──────── Given data

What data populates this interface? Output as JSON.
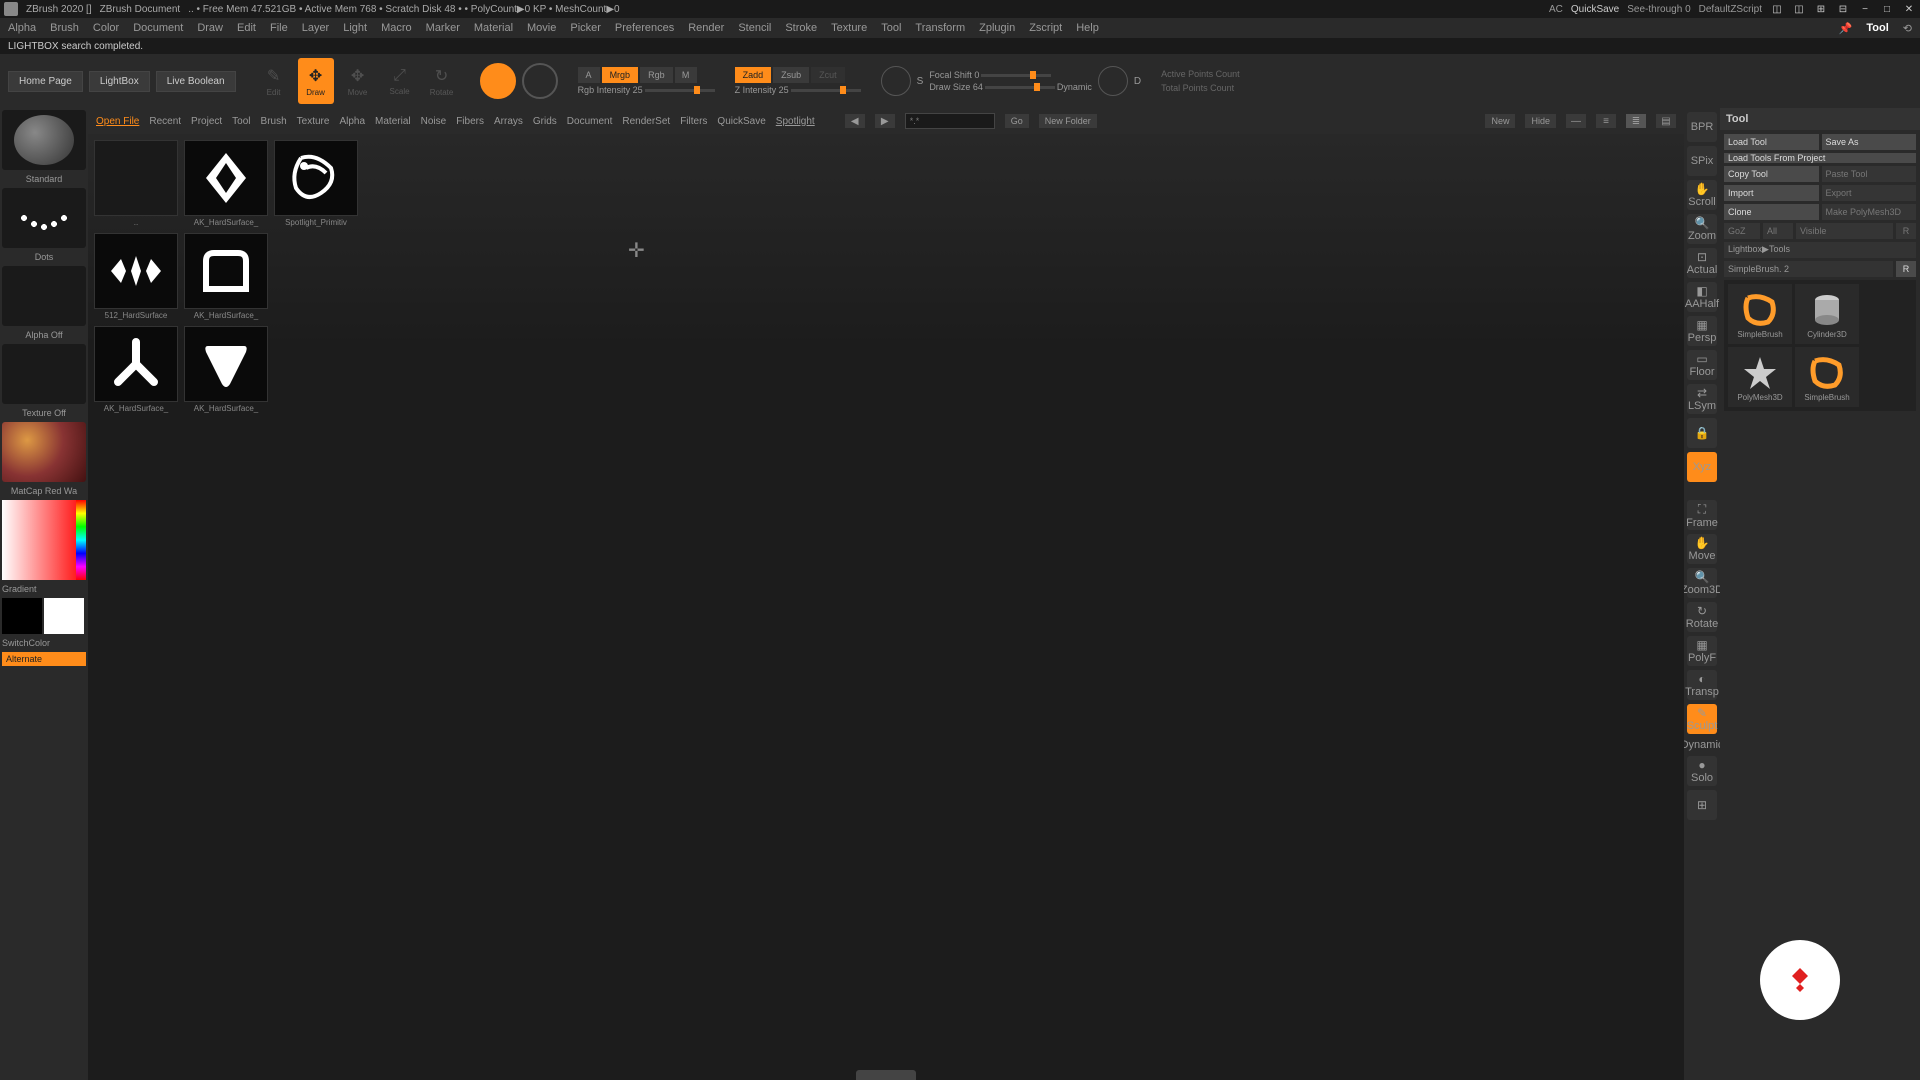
{
  "title_bar": {
    "app": "ZBrush 2020 []",
    "doc": "ZBrush Document",
    "mem": ".. • Free Mem 47.521GB • Active Mem 768 • Scratch Disk 48 • • PolyCount▶0 KP • MeshCount▶0",
    "ac": "AC",
    "quicksave": "QuickSave",
    "seethrough": "See-through  0",
    "default_zs": "DefaultZScript"
  },
  "menu": [
    "Alpha",
    "Brush",
    "Color",
    "Document",
    "Draw",
    "Edit",
    "File",
    "Layer",
    "Light",
    "Macro",
    "Marker",
    "Material",
    "Movie",
    "Picker",
    "Preferences",
    "Render",
    "Stencil",
    "Stroke",
    "Texture",
    "Tool",
    "Transform",
    "Zplugin",
    "Zscript",
    "Help"
  ],
  "status": "LIGHTBOX search completed.",
  "toolbar": {
    "home": "Home Page",
    "lightbox": "LightBox",
    "live_bool": "Live Boolean",
    "modes": {
      "edit": "Edit",
      "draw": "Draw",
      "move": "Move",
      "scale": "Scale",
      "rotate": "Rotate"
    },
    "a": "A",
    "mrgb": "Mrgb",
    "rgb": "Rgb",
    "m": "M",
    "rgb_int": "Rgb Intensity 25",
    "zadd": "Zadd",
    "zsub": "Zsub",
    "zcut": "Zcut",
    "z_int": "Z Intensity 25",
    "s_label": "S",
    "focal": "Focal Shift 0",
    "draw_size": "Draw Size 64",
    "dynamic": "Dynamic",
    "d_label": "D",
    "active_pts": "Active Points Count",
    "total_pts": "Total Points Count"
  },
  "left_palette": {
    "standard": "Standard",
    "dots": "Dots",
    "alpha_off": "Alpha Off",
    "texture_off": "Texture Off",
    "material": "MatCap Red Wa",
    "gradient": "Gradient",
    "switch_color": "SwitchColor",
    "alternate": "Alternate"
  },
  "lightbox": {
    "tabs": [
      "Open File",
      "Recent",
      "Project",
      "Tool",
      "Brush",
      "Texture",
      "Alpha",
      "Material",
      "Noise",
      "Fibers",
      "Arrays",
      "Grids",
      "Document",
      "RenderSet",
      "Filters",
      "QuickSave",
      "Spotlight"
    ],
    "active_tab": "Open File",
    "underline_tab": "Spotlight",
    "search_placeholder": "*.*",
    "go": "Go",
    "new_folder": "New Folder",
    "new": "New",
    "hide": "Hide",
    "items": [
      {
        "name": "..",
        "type": "folder"
      },
      {
        "name": "AK_HardSurface_",
        "type": "x"
      },
      {
        "name": "Spotlight_Primitiv",
        "type": "zlogo"
      },
      {
        "name": "512_HardSurface",
        "type": "diamond"
      },
      {
        "name": "AK_HardSurface_",
        "type": "tab"
      },
      {
        "name": "AK_HardSurface_",
        "type": "tri3"
      },
      {
        "name": "AK_HardSurface_",
        "type": "shield"
      }
    ]
  },
  "right_bar": {
    "bpr": "BPR",
    "spix": "SPix",
    "scroll": "Scroll",
    "zoom": "Zoom",
    "actual": "Actual",
    "aahalf": "AAHalf",
    "persp": "Persp",
    "floor": "Floor",
    "lsym": "LSym",
    "lock": "",
    "xyz": "Xyz",
    "frame": "Frame",
    "move": "Move",
    "zoom3d": "Zoom3D",
    "rotate": "Rotate",
    "polyf": "PolyF",
    "transp": "Transp",
    "sculpt": "Sculpt",
    "dynamic2": "Dynamic",
    "solo": "Solo"
  },
  "tool_panel": {
    "header": "Tool",
    "load_tool": "Load Tool",
    "save_as": "Save As",
    "load_project": "Load Tools From Project",
    "copy_tool": "Copy Tool",
    "paste_tool": "Paste Tool",
    "import": "Import",
    "export": "Export",
    "clone": "Clone",
    "make_poly": "Make PolyMesh3D",
    "goz": "GoZ",
    "all": "All",
    "visible": "Visible",
    "r1": "R",
    "breadcrumb": "Lightbox▶Tools",
    "current": "SimpleBrush. 2",
    "r2": "R",
    "tools": [
      {
        "name": "SimpleBrush",
        "icon": "s"
      },
      {
        "name": "Cylinder3D",
        "icon": "cyl"
      },
      {
        "name": "PolyMesh3D",
        "icon": "star"
      },
      {
        "name": "SimpleBrush",
        "icon": "s"
      }
    ]
  }
}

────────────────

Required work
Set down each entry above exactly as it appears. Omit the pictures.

Output
What data populates this interface? Output as JSON.
{
  "title_bar": {
    "app": "ZBrush 2020 []",
    "doc": "ZBrush Document",
    "mem": ".. • Free Mem 47.521GB • Active Mem 768 • Scratch Disk 48 • • PolyCount▶0 KP • MeshCount▶0",
    "ac": "AC",
    "quicksave": "QuickSave",
    "seethrough": "See-through  0",
    "default_zs": "DefaultZScript"
  },
  "menu": [
    "Alpha",
    "Brush",
    "Color",
    "Document",
    "Draw",
    "Edit",
    "File",
    "Layer",
    "Light",
    "Macro",
    "Marker",
    "Material",
    "Movie",
    "Picker",
    "Preferences",
    "Render",
    "Stencil",
    "Stroke",
    "Texture",
    "Tool",
    "Transform",
    "Zplugin",
    "Zscript",
    "Help"
  ],
  "status": "LIGHTBOX search completed.",
  "toolbar": {
    "home": "Home Page",
    "lightbox": "LightBox",
    "live_bool": "Live Boolean",
    "modes": {
      "edit": "Edit",
      "draw": "Draw",
      "move": "Move",
      "scale": "Scale",
      "rotate": "Rotate"
    },
    "a": "A",
    "mrgb": "Mrgb",
    "rgb": "Rgb",
    "m": "M",
    "rgb_int": "Rgb Intensity 25",
    "zadd": "Zadd",
    "zsub": "Zsub",
    "zcut": "Zcut",
    "z_int": "Z Intensity 25",
    "s_label": "S",
    "focal": "Focal Shift 0",
    "draw_size": "Draw Size 64",
    "dynamic": "Dynamic",
    "d_label": "D",
    "active_pts": "Active Points Count",
    "total_pts": "Total Points Count"
  },
  "left_palette": {
    "standard": "Standard",
    "dots": "Dots",
    "alpha_off": "Alpha Off",
    "texture_off": "Texture Off",
    "material": "MatCap Red Wa",
    "gradient": "Gradient",
    "switch_color": "SwitchColor",
    "alternate": "Alternate"
  },
  "lightbox": {
    "tabs": [
      "Open File",
      "Recent",
      "Project",
      "Tool",
      "Brush",
      "Texture",
      "Alpha",
      "Material",
      "Noise",
      "Fibers",
      "Arrays",
      "Grids",
      "Document",
      "RenderSet",
      "Filters",
      "QuickSave",
      "Spotlight"
    ],
    "active_tab": "Open File",
    "underline_tab": "Spotlight",
    "search_placeholder": "*.*",
    "go": "Go",
    "new_folder": "New Folder",
    "new": "New",
    "hide": "Hide",
    "items": [
      {
        "name": "..",
        "type": "folder"
      },
      {
        "name": "AK_HardSurface_",
        "type": "x"
      },
      {
        "name": "Spotlight_Primitiv",
        "type": "zlogo"
      },
      {
        "name": "512_HardSurface",
        "type": "diamond"
      },
      {
        "name": "AK_HardSurface_",
        "type": "tab"
      },
      {
        "name": "AK_HardSurface_",
        "type": "tri3"
      },
      {
        "name": "AK_HardSurface_",
        "type": "shield"
      }
    ]
  },
  "right_bar": {
    "bpr": "BPR",
    "spix": "SPix",
    "scroll": "Scroll",
    "zoom": "Zoom",
    "actual": "Actual",
    "aahalf": "AAHalf",
    "persp": "Persp",
    "floor": "Floor",
    "lsym": "LSym",
    "lock": "",
    "xyz": "Xyz",
    "frame": "Frame",
    "move": "Move",
    "zoom3d": "Zoom3D",
    "rotate": "Rotate",
    "polyf": "PolyF",
    "transp": "Transp",
    "sculpt": "Sculpt",
    "dynamic2": "Dynamic",
    "solo": "Solo"
  },
  "tool_panel": {
    "header": "Tool",
    "load_tool": "Load Tool",
    "save_as": "Save As",
    "load_project": "Load Tools From Project",
    "copy_tool": "Copy Tool",
    "paste_tool": "Paste Tool",
    "import": "Import",
    "export": "Export",
    "clone": "Clone",
    "make_poly": "Make PolyMesh3D",
    "goz": "GoZ",
    "all": "All",
    "visible": "Visible",
    "r1": "R",
    "breadcrumb": "Lightbox▶Tools",
    "current": "SimpleBrush. 2",
    "r2": "R",
    "tools": [
      {
        "name": "SimpleBrush",
        "icon": "s"
      },
      {
        "name": "Cylinder3D",
        "icon": "cyl"
      },
      {
        "name": "PolyMesh3D",
        "icon": "star"
      },
      {
        "name": "SimpleBrush",
        "icon": "s"
      }
    ]
  }
}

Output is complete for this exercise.